Warning, Possible Spoilers!!
*Kristin Dos Santos of E!Online had a couple of interesting items related to Season 4 -
Wendell in Miami: The “radio silence” is killing me! Do you have anything at all to report on Lost?
That makes two of us! I can only tell you that Robin Weigert, who plays Juliet’s cancer-kickin’ (or did she?) sister, Rachel, has a gut feeling she’s going to be back on the show. Robin told me during a visit to her new show, Life, that although nothing has been set in stone: “I think that character will definitely be back at some point, as I think will all of the flashback characters, because there will inevitably be a point when people reconnect. We’ve seen a flash-forward which shows some folks have made it off the island, reconnect with their loved ones. Beyond that, I don’t know.”
Dos Santos goes on to also comment about the potential (most say inevitable) writer’s strike and how that could effect Lost for this season:
The good news is that the Lost writers didn’t take much of a break at all between seasons, and production started in July as usual, despite the delayed season-premiere launch date. So, if the strike does go down, Lost might be one of the few shows we’ll still be seeing after the other series’ eps run dry.
So, good news for us Lost fans, bad news for most other shows…
*As many of you already know, actor Fisher Stevens is joining Lost as the character Minkowski, who we last heard speaking with Jack at the end of Season 3 on Naomi’s phone.
*Variety.com has an article about Lost, featuring an interview with Lindelof and Cuse, that provides pretty good insight into the long wait we are all up against for Season 4, as well as the thought process of the producers and writers related to the finite number of episodes left and how they go about planning the remainder of the show.

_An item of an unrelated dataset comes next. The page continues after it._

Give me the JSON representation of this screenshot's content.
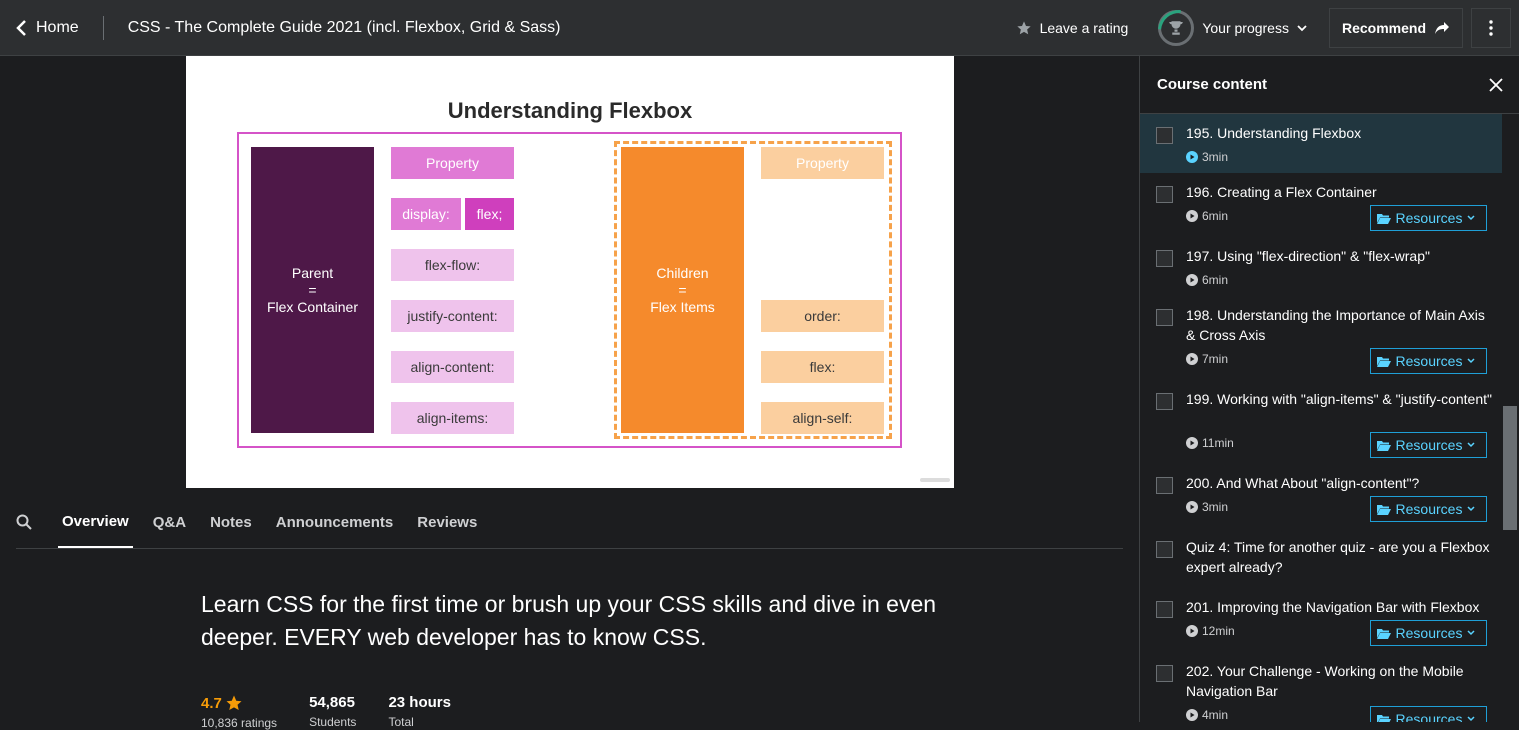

One particular line I found interesting alludes to Ben originally only being scheduled to be in 3 episodes of Season 2, but that Emerson’s performance was so powerful his role has grown to where it is now. That has to make writing for a show like Lost extremely difficult. Obviously Cuse and Lindelof know in general where things are going and how they end, but the canvas must really be open in terms of how they get there.